Here the job is to print all of the entries below verbatim and leave out any picture.

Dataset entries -
☆ ☆ ☆ ☆
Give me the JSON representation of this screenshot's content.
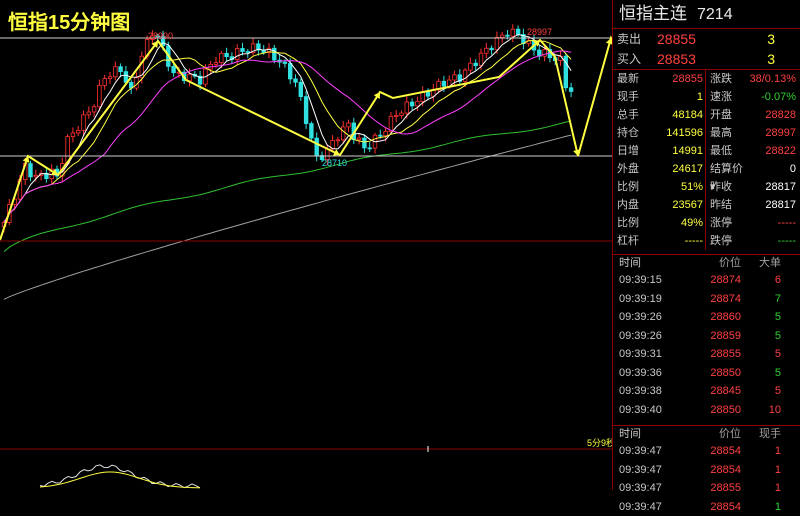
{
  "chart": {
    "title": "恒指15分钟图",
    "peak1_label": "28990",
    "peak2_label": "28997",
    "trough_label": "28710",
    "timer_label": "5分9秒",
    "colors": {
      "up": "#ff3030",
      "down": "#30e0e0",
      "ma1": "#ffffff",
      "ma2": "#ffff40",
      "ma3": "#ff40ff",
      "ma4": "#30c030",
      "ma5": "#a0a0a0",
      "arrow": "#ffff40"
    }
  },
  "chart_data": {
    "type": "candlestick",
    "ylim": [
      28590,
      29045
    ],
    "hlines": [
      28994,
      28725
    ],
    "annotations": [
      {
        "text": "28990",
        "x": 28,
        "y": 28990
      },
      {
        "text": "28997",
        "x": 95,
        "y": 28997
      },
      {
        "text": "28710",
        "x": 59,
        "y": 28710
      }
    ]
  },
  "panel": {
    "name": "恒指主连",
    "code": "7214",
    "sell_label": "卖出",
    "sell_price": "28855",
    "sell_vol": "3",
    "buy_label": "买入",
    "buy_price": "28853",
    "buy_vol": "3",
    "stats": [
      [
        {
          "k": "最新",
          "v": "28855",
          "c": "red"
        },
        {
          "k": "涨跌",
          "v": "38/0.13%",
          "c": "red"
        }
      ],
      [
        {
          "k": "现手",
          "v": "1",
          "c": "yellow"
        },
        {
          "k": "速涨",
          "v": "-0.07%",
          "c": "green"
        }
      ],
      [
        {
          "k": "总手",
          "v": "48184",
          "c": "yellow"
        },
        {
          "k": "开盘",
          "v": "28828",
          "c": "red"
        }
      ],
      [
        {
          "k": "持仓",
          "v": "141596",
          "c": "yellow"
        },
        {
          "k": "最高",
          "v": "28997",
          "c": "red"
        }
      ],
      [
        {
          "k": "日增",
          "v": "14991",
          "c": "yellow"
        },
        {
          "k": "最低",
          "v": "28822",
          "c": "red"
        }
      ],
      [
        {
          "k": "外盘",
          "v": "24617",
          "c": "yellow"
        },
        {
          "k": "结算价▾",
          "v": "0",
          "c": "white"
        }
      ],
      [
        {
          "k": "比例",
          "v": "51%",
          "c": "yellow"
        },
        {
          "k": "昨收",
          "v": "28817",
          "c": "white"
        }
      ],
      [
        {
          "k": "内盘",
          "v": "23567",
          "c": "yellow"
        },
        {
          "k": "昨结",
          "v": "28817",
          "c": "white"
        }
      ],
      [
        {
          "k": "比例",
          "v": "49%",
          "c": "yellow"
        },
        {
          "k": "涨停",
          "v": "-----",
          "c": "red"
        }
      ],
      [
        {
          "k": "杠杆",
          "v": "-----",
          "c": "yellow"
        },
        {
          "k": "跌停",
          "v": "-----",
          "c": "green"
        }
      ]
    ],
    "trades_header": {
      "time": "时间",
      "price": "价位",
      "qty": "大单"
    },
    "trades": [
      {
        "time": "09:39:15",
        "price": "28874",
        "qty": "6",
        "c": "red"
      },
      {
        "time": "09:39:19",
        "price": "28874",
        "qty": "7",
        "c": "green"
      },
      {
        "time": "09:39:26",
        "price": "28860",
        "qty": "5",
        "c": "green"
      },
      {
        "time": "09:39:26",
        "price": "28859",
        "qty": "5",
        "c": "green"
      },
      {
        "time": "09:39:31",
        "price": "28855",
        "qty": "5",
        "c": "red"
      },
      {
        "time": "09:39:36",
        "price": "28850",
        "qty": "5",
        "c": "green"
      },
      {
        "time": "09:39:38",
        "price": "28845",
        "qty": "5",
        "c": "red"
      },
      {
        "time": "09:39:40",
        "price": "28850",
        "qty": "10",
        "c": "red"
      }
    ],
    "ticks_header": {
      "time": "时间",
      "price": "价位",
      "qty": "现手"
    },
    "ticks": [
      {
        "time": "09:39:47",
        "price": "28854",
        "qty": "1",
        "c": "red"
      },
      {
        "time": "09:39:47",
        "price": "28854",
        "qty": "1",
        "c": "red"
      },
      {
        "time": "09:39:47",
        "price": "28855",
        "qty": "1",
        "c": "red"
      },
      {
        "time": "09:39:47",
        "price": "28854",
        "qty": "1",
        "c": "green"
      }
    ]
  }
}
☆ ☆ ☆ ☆
Exercise solution -
Give me the JSON representation of this screenshot's content.
{
  "chart": {
    "title": "恒指15分钟图",
    "peak1_label": "28990",
    "peak2_label": "28997",
    "trough_label": "28710",
    "timer_label": "5分9秒",
    "colors": {
      "up": "#ff3030",
      "down": "#30e0e0",
      "ma1": "#ffffff",
      "ma2": "#ffff40",
      "ma3": "#ff40ff",
      "ma4": "#30c030",
      "ma5": "#a0a0a0",
      "arrow": "#ffff40"
    }
  },
  "chart_data": {
    "type": "candlestick",
    "ylim": [
      28590,
      29045
    ],
    "hlines": [
      28994,
      28725
    ],
    "annotations": [
      {
        "text": "28990",
        "x": 28,
        "y": 28990
      },
      {
        "text": "28997",
        "x": 95,
        "y": 28997
      },
      {
        "text": "28710",
        "x": 59,
        "y": 28710
      }
    ]
  },
  "panel": {
    "name": "恒指主连",
    "code": "7214",
    "sell_label": "卖出",
    "sell_price": "28855",
    "sell_vol": "3",
    "buy_label": "买入",
    "buy_price": "28853",
    "buy_vol": "3",
    "stats": [
      [
        {
          "k": "最新",
          "v": "28855",
          "c": "red"
        },
        {
          "k": "涨跌",
          "v": "38/0.13%",
          "c": "red"
        }
      ],
      [
        {
          "k": "现手",
          "v": "1",
          "c": "yellow"
        },
        {
          "k": "速涨",
          "v": "-0.07%",
          "c": "green"
        }
      ],
      [
        {
          "k": "总手",
          "v": "48184",
          "c": "yellow"
        },
        {
          "k": "开盘",
          "v": "28828",
          "c": "red"
        }
      ],
      [
        {
          "k": "持仓",
          "v": "141596",
          "c": "yellow"
        },
        {
          "k": "最高",
          "v": "28997",
          "c": "red"
        }
      ],
      [
        {
          "k": "日增",
          "v": "14991",
          "c": "yellow"
        },
        {
          "k": "最低",
          "v": "28822",
          "c": "red"
        }
      ],
      [
        {
          "k": "外盘",
          "v": "24617",
          "c": "yellow"
        },
        {
          "k": "结算价▾",
          "v": "0",
          "c": "white"
        }
      ],
      [
        {
          "k": "比例",
          "v": "51%",
          "c": "yellow"
        },
        {
          "k": "昨收",
          "v": "28817",
          "c": "white"
        }
      ],
      [
        {
          "k": "内盘",
          "v": "23567",
          "c": "yellow"
        },
        {
          "k": "昨结",
          "v": "28817",
          "c": "white"
        }
      ],
      [
        {
          "k": "比例",
          "v": "49%",
          "c": "yellow"
        },
        {
          "k": "涨停",
          "v": "-----",
          "c": "red"
        }
      ],
      [
        {
          "k": "杠杆",
          "v": "-----",
          "c": "yellow"
        },
        {
          "k": "跌停",
          "v": "-----",
          "c": "green"
        }
      ]
    ],
    "trades_header": {
      "time": "时间",
      "price": "价位",
      "qty": "大单"
    },
    "trades": [
      {
        "time": "09:39:15",
        "price": "28874",
        "qty": "6",
        "c": "red"
      },
      {
        "time": "09:39:19",
        "price": "28874",
        "qty": "7",
        "c": "green"
      },
      {
        "time": "09:39:26",
        "price": "28860",
        "qty": "5",
        "c": "green"
      },
      {
        "time": "09:39:26",
        "price": "28859",
        "qty": "5",
        "c": "green"
      },
      {
        "time": "09:39:31",
        "price": "28855",
        "qty": "5",
        "c": "red"
      },
      {
        "time": "09:39:36",
        "price": "28850",
        "qty": "5",
        "c": "green"
      },
      {
        "time": "09:39:38",
        "price": "28845",
        "qty": "5",
        "c": "red"
      },
      {
        "time": "09:39:40",
        "price": "28850",
        "qty": "10",
        "c": "red"
      }
    ],
    "ticks_header": {
      "time": "时间",
      "price": "价位",
      "qty": "现手"
    },
    "ticks": [
      {
        "time": "09:39:47",
        "price": "28854",
        "qty": "1",
        "c": "red"
      },
      {
        "time": "09:39:47",
        "price": "28854",
        "qty": "1",
        "c": "red"
      },
      {
        "time": "09:39:47",
        "price": "28855",
        "qty": "1",
        "c": "red"
      },
      {
        "time": "09:39:47",
        "price": "28854",
        "qty": "1",
        "c": "green"
      }
    ]
  }
}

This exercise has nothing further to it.